Lab Tour

I know I like to tour other people’s labs, so I guess it’s only fair I presented mine. It’s nothing fancy and far less well equipped than some of the wonderful man caves people show on Dave Jones’ EEVBlog, but it gets the job done and I’m pretty happy with the setup as it is right now.

Here it is in all of its glory:

Lab overview

Let’s start with the workbench: it is a repurposed IKEA kitchen table which we wanted to throw away when we moved into our new house. Good thing we didn’t, because it makes for an excellent EE workbench. It is sturdy, about 2.5 metres long and deep enough so that “stuff” doesn’t have to be moved around when working on a bigger project.

I use a heat resistant antistatic mat as primary EE workspace. I chose the biggest one I could find at the time because I wanted it to cover a reasonably large area. I recently saw that you can buy these things in bulk, and if I had to do it again, I would probably have covered the entire table with it. Anyhow, this is how it is now. The mat, and a matching wrist strap band, are connected via a sort of hub with an integrated 10M Ω resistor that goes to the building’s ground line.

The rack is nothing fancy: it consists of a few wooden planks that are attached to rails which are bolted to the wall. Since my last lab had a chronic lack of 230V outlets I put extension cords and power strips on each panel. This helps to keep the wiring chaos to a minimum.

All the electrical straps and sockets, and all the test gear, are connected to the mains via a personal protective device with a fault current rated at 30 mA.

T&M gear

Onto the test and measurement gear then:

For power, I use a Korad KA3305P. This is a linear supply with two adjustable 30V / 5A channels and a fixed 5V channel. I’ve had it for about 3 years now and, albeit not being super fancy, it gets the job done.

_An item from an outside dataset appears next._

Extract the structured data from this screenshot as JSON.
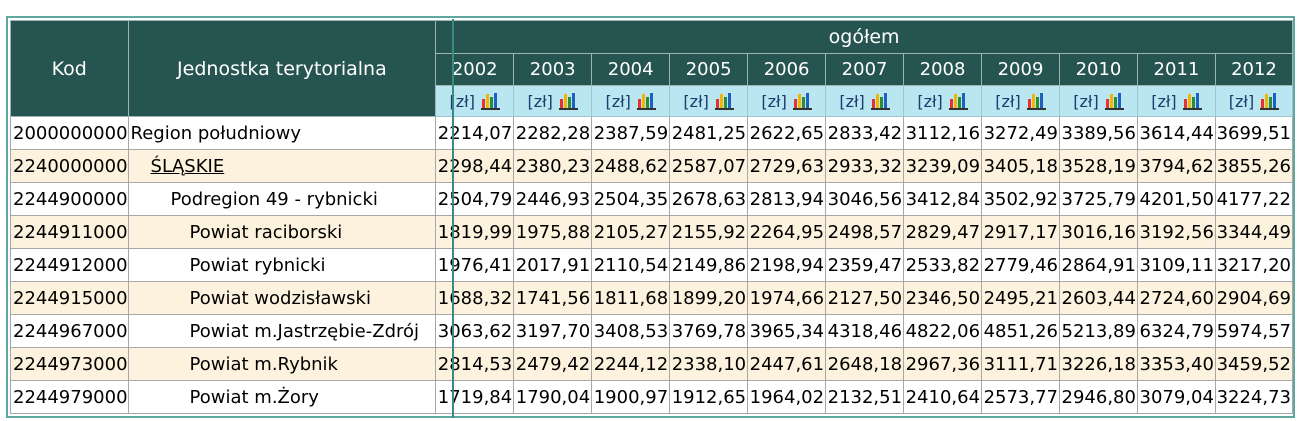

My oscilloscope is a Hameg (now: Rohde & Schwarz) HMO2024 mixed signal DSO. I love this thing to death. With it’s four analog and 8 digital channels it has enough inputs for everything I tinker with, and the 200 MHz bandwith is more than enough for my needs.

Between the PSU and the scope sits a Siglent SDG 2024X 40 MHz arbitrary waveform generator. It is a good instrument (especially because it is easily “tunable” – wink, wink – to 120 MHz), but sometimes I’d like it to have isolated outputs. I guess you can’t have everything for 600 bucks.

As for multimeters I use a Rohde & Schwarz HMC8012 bench DMM and a Fluke 85V. Both are exceptional instruments – the HMC is a treat to work with and the Fluke is an industrial workhorse. I’m loving them both.

The soldering in my lab is done with a Weller WD81. I also have a WTHA 1 hot air station for SMD work, you can read my review of this station here.

Since I plan on doing a lot more SMD work in the future I have a toaster oven on order which I will convert into a reflow oven using Whizoo’s Controleo3 module. I’m pretty excited about this little project, stay tuned!

A project being tested

On the other side of the bench is a computer with a 30″ screen. It gets used for access to datasheets, general documentation etc. As you can see on the photo, I use KiCAD as EDA package, together with Linear’s LTspice for circuit design and simulation. I also use Atmel Studio for microcontroller programming.

The comp

That’s about it. The rest is just storage and miscellaneous odds and ends, breadboards, part bins, tools, etc.

The very next addition to my lab will be the aforementioned reflow oven, together with an ultrasonic cleaner for my PCBs. After that I’ll probably go for a microscope; we’ll see how that goes.